This dedication to the home-grown extends to the hotel restaurant, Il Tempo Nuevo. Milan-born, New York-trained chef Odette Fada updates Italian classics using herbs and vegetables grown in the castello’s walled kitchen gardens; menus might feature bottoni cacio e pepe, seared mackerel and deconstructed tiramisu. At breakfast, courtyard tables heave with fruits, breads, mounds of cheese and homemade pastries - all made in or as close to the castle as possible.
Dinner is served alfresco or in a vaulted dining room, whose glass floor displays a Norman tower, uncovered intact in 2015. “We were very humbled to be the first witnesses in 700 years to have seen it - even the original d’Amore family probably had no idea it was there,” says Bianchi. This historically significant find - there’s scant other evidence that the Normans had made it this far south - halted work for eight months while it was fully excavated. It is now a focal point of an atmospheric underground private dining room, like something out of Game of Thrones.
While Fada’s culinary finesse is best appreciated by watching her at work from the chef’s table, a glass of negroamaro in hand, guests are also encouraged to cultivate their own skills by joining her in a lesson that's a far cry from a roll-your-own-pasta cookery course.
It begins with a trip to the nearby market. In a scene straight out of a Francis Ford Coppola film, locals bustle around stalls selling gargantuan peppers and courgettes, raking through vines of tomatoes for the ripest specimens, and haggling over the price of broad beans. The fish market is also full of locals vying over the day’s freshest catch.
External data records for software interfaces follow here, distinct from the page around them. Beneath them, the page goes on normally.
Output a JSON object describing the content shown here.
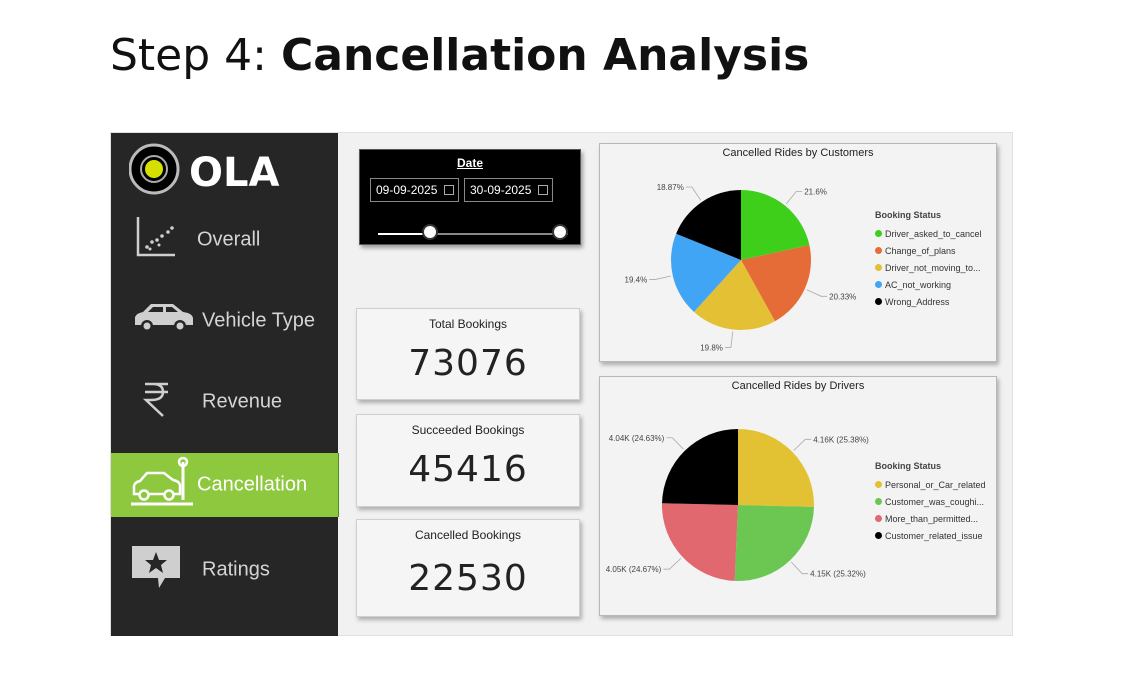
{
  "slide_title": {
    "prefix": "Step 4: ",
    "bold": "Cancellation Analysis"
  },
  "logo": {
    "text": "OLA"
  },
  "sidebar": {
    "items": [
      {
        "label": "Overall",
        "icon": "scatter-chart-icon"
      },
      {
        "label": "Vehicle Type",
        "icon": "car-icon"
      },
      {
        "label": "Revenue",
        "icon": "rupee-icon"
      },
      {
        "label": "Cancellation",
        "icon": "car-crash-icon",
        "active": true
      },
      {
        "label": "Ratings",
        "icon": "star-badge-icon"
      }
    ]
  },
  "date_filter": {
    "title": "Date",
    "start": "09-09-2025",
    "end": "30-09-2025",
    "slider_start": 0.25,
    "slider_end": 1.0
  },
  "kpis": [
    {
      "title": "Total Bookings",
      "value": "73076"
    },
    {
      "title": "Succeeded Bookings",
      "value": "45416"
    },
    {
      "title": "Cancelled Bookings",
      "value": "22530"
    }
  ],
  "colors": {
    "sidebar": "#262626",
    "active": "#8dc83f"
  },
  "chart_data": [
    {
      "type": "pie",
      "title": "Cancelled Rides by Customers",
      "legend_title": "Booking Status",
      "legend": "right",
      "slices": [
        {
          "name": "Driver_asked_to_cancel",
          "value": 21.6,
          "label": "21.6%",
          "color": "#3ecf1a"
        },
        {
          "name": "Change_of_plans",
          "value": 20.33,
          "label": "20.33%",
          "color": "#e66c37"
        },
        {
          "name": "Driver_not_moving_to...",
          "value": 19.8,
          "label": "19.8%",
          "color": "#e3c034"
        },
        {
          "name": "AC_not_working",
          "value": 19.4,
          "label": "19.4%",
          "color": "#41a5f5"
        },
        {
          "name": "Wrong_Address",
          "value": 18.87,
          "label": "18.87%",
          "color": "#000000"
        }
      ]
    },
    {
      "type": "pie",
      "title": "Cancelled Rides by Drivers",
      "legend_title": "Booking Status",
      "legend": "right",
      "slices": [
        {
          "name": "Personal_or_Car_related",
          "value": 25.38,
          "label": "4.16K (25.38%)",
          "color": "#e2c232"
        },
        {
          "name": "Customer_was_coughi...",
          "value": 25.32,
          "label": "4.15K (25.32%)",
          "color": "#6cc752"
        },
        {
          "name": "More_than_permitted...",
          "value": 24.67,
          "label": "4.05K (24.67%)",
          "color": "#e0686e"
        },
        {
          "name": "Customer_related_issue",
          "value": 24.63,
          "label": "4.04K (24.63%)",
          "color": "#000000"
        }
      ]
    }
  ]
}
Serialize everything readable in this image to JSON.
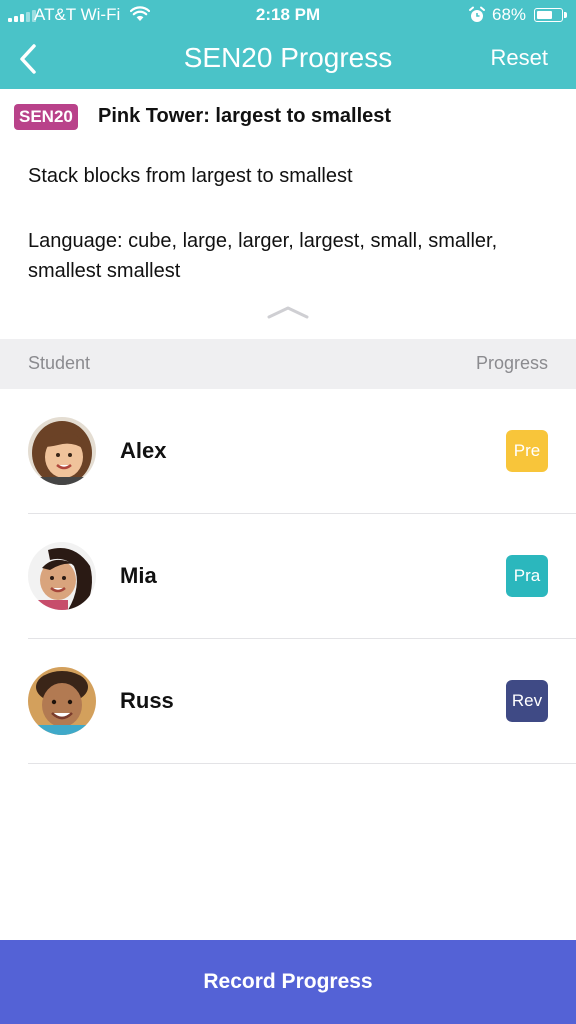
{
  "status_bar": {
    "carrier": "AT&T Wi-Fi",
    "time": "2:18 PM",
    "battery_percent": "68%",
    "battery_level": 0.68,
    "icons": [
      "signal-icon",
      "wifi-icon",
      "alarm-icon",
      "battery-icon"
    ]
  },
  "nav": {
    "title": "SEN20 Progress",
    "reset_label": "Reset",
    "back_icon": "chevron-left-icon",
    "background_color": "#4ac3c8"
  },
  "lesson": {
    "code": "SEN20",
    "code_color": "#b9428a",
    "title": "Pink Tower: largest to smallest",
    "description": "Stack blocks from largest to smallest",
    "language": "Language: cube, large, larger, largest, small, smaller, smallest smallest",
    "collapse_icon": "chevron-up-icon"
  },
  "table": {
    "headers": {
      "student": "Student",
      "progress": "Progress"
    },
    "rows": [
      {
        "name": "Alex",
        "progress": "Pre",
        "progress_color": "#f8c53a"
      },
      {
        "name": "Mia",
        "progress": "Pra",
        "progress_color": "#2bb7bd"
      },
      {
        "name": "Russ",
        "progress": "Rev",
        "progress_color": "#3f4a85"
      }
    ]
  },
  "footer": {
    "record_label": "Record Progress",
    "button_color": "#5462d6"
  }
}
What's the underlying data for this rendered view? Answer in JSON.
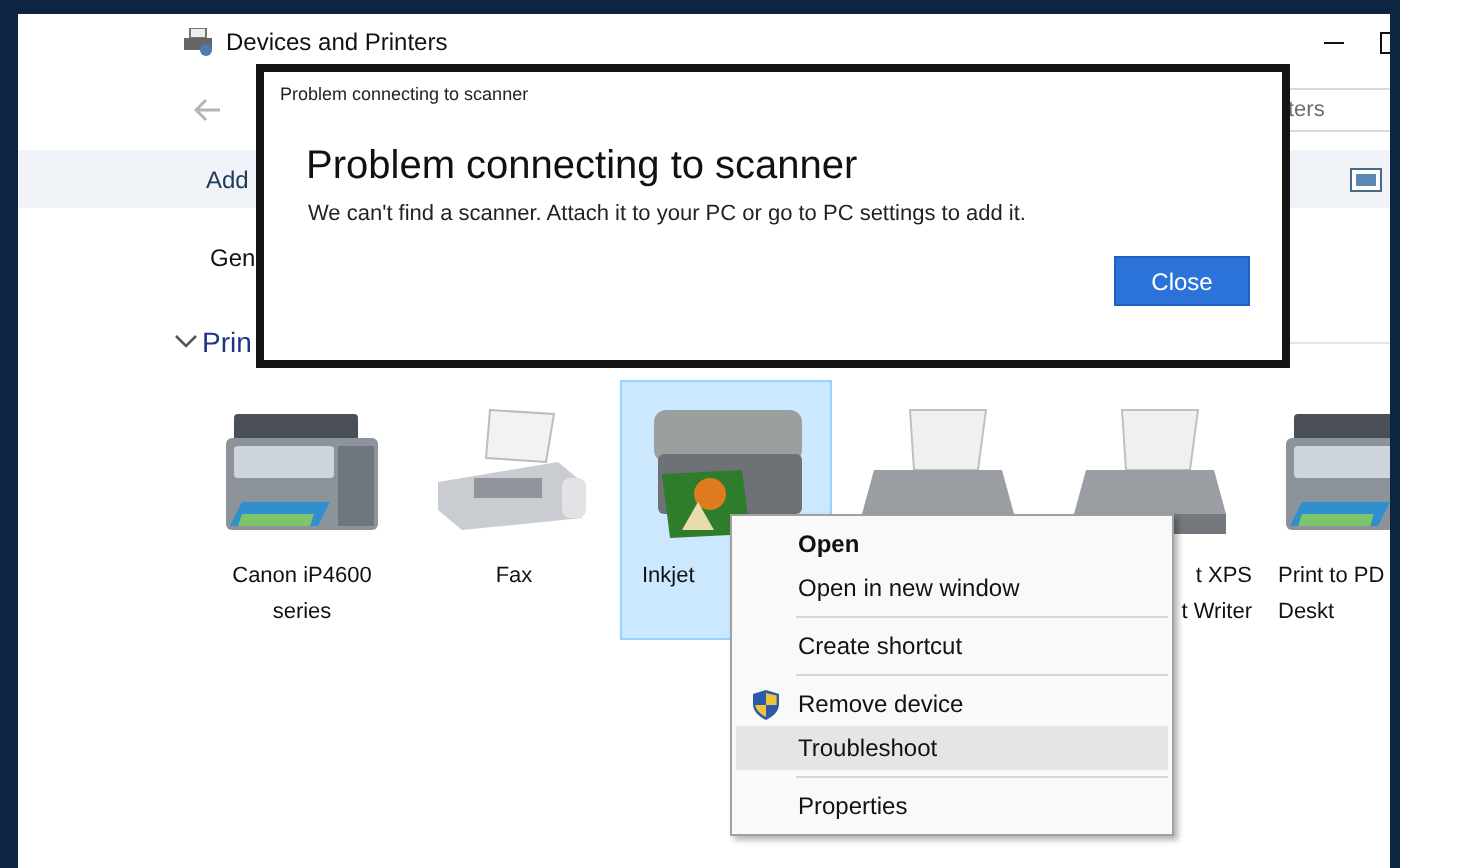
{
  "window": {
    "title": "Devices and Printers"
  },
  "search": {
    "placeholder": "ters"
  },
  "command_bar": {
    "items": [
      "Add"
    ]
  },
  "details_row": {
    "text": "Gen"
  },
  "section": {
    "title": "Prin",
    "expanded": true
  },
  "devices": [
    {
      "kind": "mfp",
      "label": [
        "Canon iP4600",
        "series"
      ],
      "selected": false
    },
    {
      "kind": "fax",
      "label": [
        "Fax"
      ],
      "selected": false
    },
    {
      "kind": "scanner",
      "label": [
        "Inkjet"
      ],
      "selected": true
    },
    {
      "kind": "printer",
      "selected": false
    },
    {
      "kind": "printer",
      "label": [
        "t XPS",
        "t Writer"
      ],
      "selected": false
    },
    {
      "kind": "mfp",
      "label": [
        "Print to PD",
        "Deskt"
      ],
      "selected": false
    }
  ],
  "dialog": {
    "title": "Problem connecting to scanner",
    "heading": "Problem connecting to scanner",
    "message": "We can't find a scanner. Attach it to your PC or go to PC settings to add it.",
    "button": "Close"
  },
  "context_menu": {
    "items": [
      {
        "kind": "item",
        "label": "Open",
        "default": true,
        "elevated": false,
        "selected": false
      },
      {
        "kind": "item",
        "label": "Open in new window",
        "default": false,
        "elevated": false,
        "selected": false
      },
      {
        "kind": "separator"
      },
      {
        "kind": "item",
        "label": "Create shortcut",
        "default": false,
        "elevated": false,
        "selected": false
      },
      {
        "kind": "separator"
      },
      {
        "kind": "item",
        "label": "Remove device",
        "default": false,
        "elevated": true,
        "selected": false
      },
      {
        "kind": "item",
        "label": "Troubleshoot",
        "default": false,
        "elevated": false,
        "selected": true
      },
      {
        "kind": "separator"
      },
      {
        "kind": "item",
        "label": "Properties",
        "default": false,
        "elevated": false,
        "selected": false
      }
    ]
  }
}
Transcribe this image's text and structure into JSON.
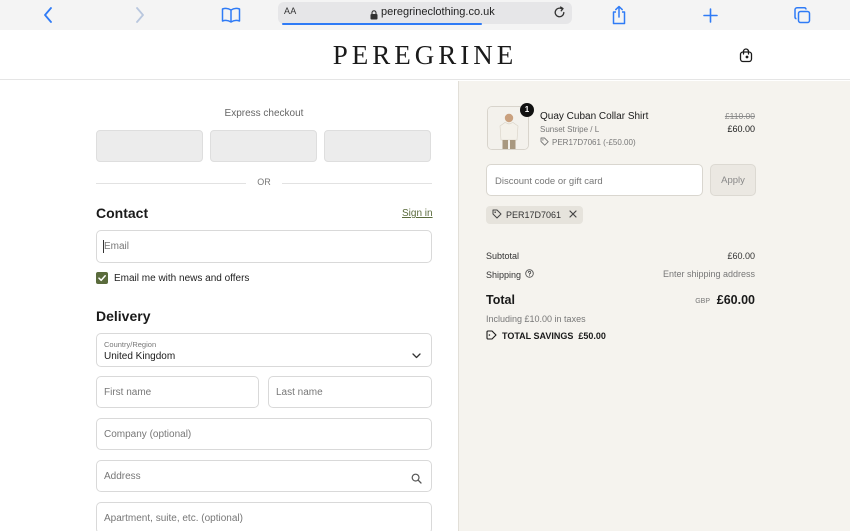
{
  "browser": {
    "text_size_label": "AA",
    "url": "peregrineclothing.co.uk",
    "accent": "#2f7bf6"
  },
  "header": {
    "logo": "PEREGRINE"
  },
  "checkout": {
    "express_label": "Express checkout",
    "or_label": "OR",
    "contact_title": "Contact",
    "signin_label": "Sign in",
    "email_placeholder": "Email",
    "newsletter_label": "Email me with news and offers",
    "newsletter_checked": true,
    "delivery_title": "Delivery",
    "country_caption": "Country/Region",
    "country_value": "United Kingdom",
    "first_name_placeholder": "First name",
    "last_name_placeholder": "Last name",
    "company_placeholder": "Company (optional)",
    "address_placeholder": "Address",
    "apartment_placeholder": "Apartment, suite, etc. (optional)",
    "accent": "#5a6b3c"
  },
  "summary": {
    "item": {
      "quantity": "1",
      "name": "Quay Cuban Collar Shirt",
      "variant": "Sunset Stripe / L",
      "discount_code": "PER17D7061 (-£50.00)",
      "price_original": "£110.00",
      "price_current": "£60.00"
    },
    "discount_placeholder": "Discount code or gift card",
    "apply_label": "Apply",
    "applied_code": "PER17D7061",
    "subtotal_label": "Subtotal",
    "subtotal_value": "£60.00",
    "shipping_label": "Shipping",
    "shipping_value": "Enter shipping address",
    "total_label": "Total",
    "total_currency": "GBP",
    "total_value": "£60.00",
    "tax_note": "Including £10.00 in taxes",
    "savings_label": "TOTAL SAVINGS",
    "savings_value": "£50.00"
  }
}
“More than anywhere else in the world, Puglian cuisine is about the freshness of ingredients and seasonality – if it’s not in season, you won’t find it,” Fada says. Her lessons can comprise anything from crispy tomato-topped focaccia, thick with olive oil, to unleavened scallion, olive and anchovy pie, or fried chickpea tagliatelle - one of Puglia’s most celebrated, and surprisingly delicious, dishes.
The castle’s gleaming, spaceship-like kitchens with their state of the art technology might make her – and her students’ – jobs easier, but at the heart of it are traditions that go back centuries. Like the restored ancient exterior and frescoes of the Castello itself, these time-honoured dishes are brought into the present day, ready for a new generation to enjoy.
Double rooms at Castello di Ugento start from €330 (approx. £288) per night in low season (October - April), rising to €425 (approx. £370) in high season (July and August), including breakfast and dinner; castellodiugento.com. Bespoke culinary tours of Lecce (price on application) can be arranged via Southern Visions.